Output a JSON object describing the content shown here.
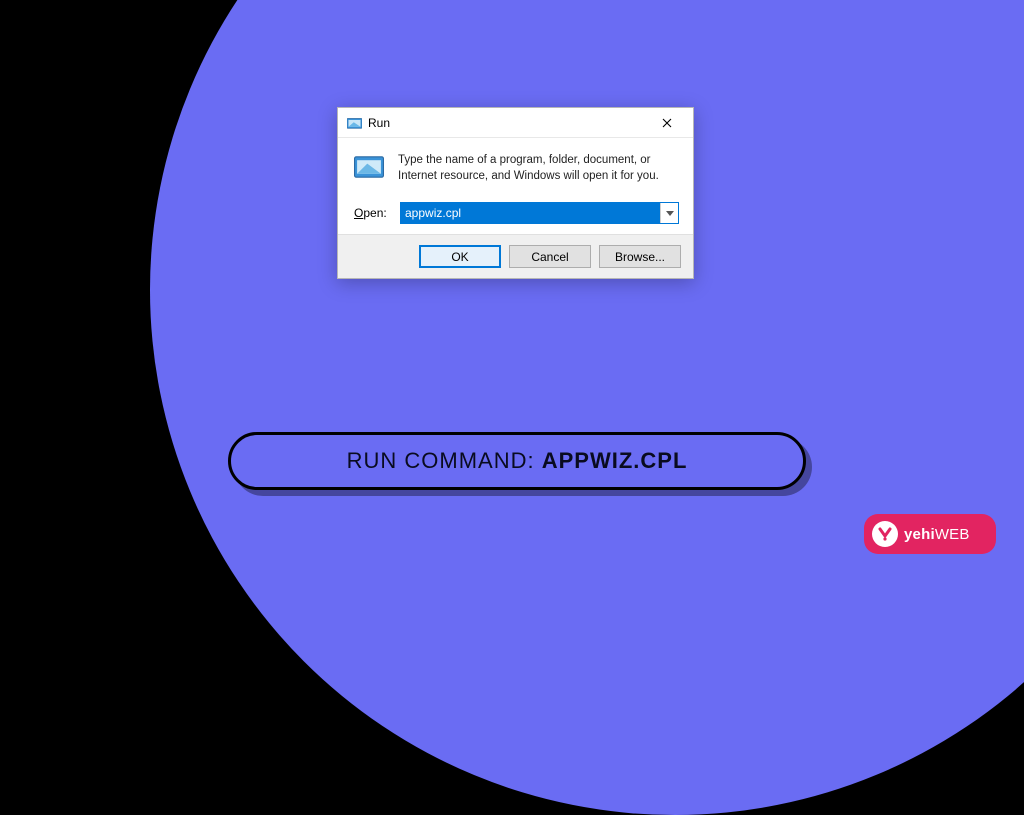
{
  "dialog": {
    "title": "Run",
    "instruction": "Type the name of a program, folder, document, or Internet resource, and Windows will open it for you.",
    "open_label": "Open:",
    "open_value": "appwiz.cpl",
    "buttons": {
      "ok": "OK",
      "cancel": "Cancel",
      "browse": "Browse..."
    }
  },
  "caption": {
    "prefix": "RUN COMMAND: ",
    "command": "APPWIZ.CPL"
  },
  "brand": {
    "name": "yehi",
    "suffix": "WEB",
    "accent": "#e22461"
  },
  "colors": {
    "background_circle": "#6a6cf3",
    "win_accent": "#0078d7"
  }
}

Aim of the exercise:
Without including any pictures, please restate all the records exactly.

Result of the task:
Output a JSON object describing the content shown here.
{
  "dialog": {
    "title": "Run",
    "instruction": "Type the name of a program, folder, document, or Internet resource, and Windows will open it for you.",
    "open_label": "Open:",
    "open_value": "appwiz.cpl",
    "buttons": {
      "ok": "OK",
      "cancel": "Cancel",
      "browse": "Browse..."
    }
  },
  "caption": {
    "prefix": "RUN COMMAND: ",
    "command": "APPWIZ.CPL"
  },
  "brand": {
    "name": "yehi",
    "suffix": "WEB",
    "accent": "#e22461"
  },
  "colors": {
    "background_circle": "#6a6cf3",
    "win_accent": "#0078d7"
  }
}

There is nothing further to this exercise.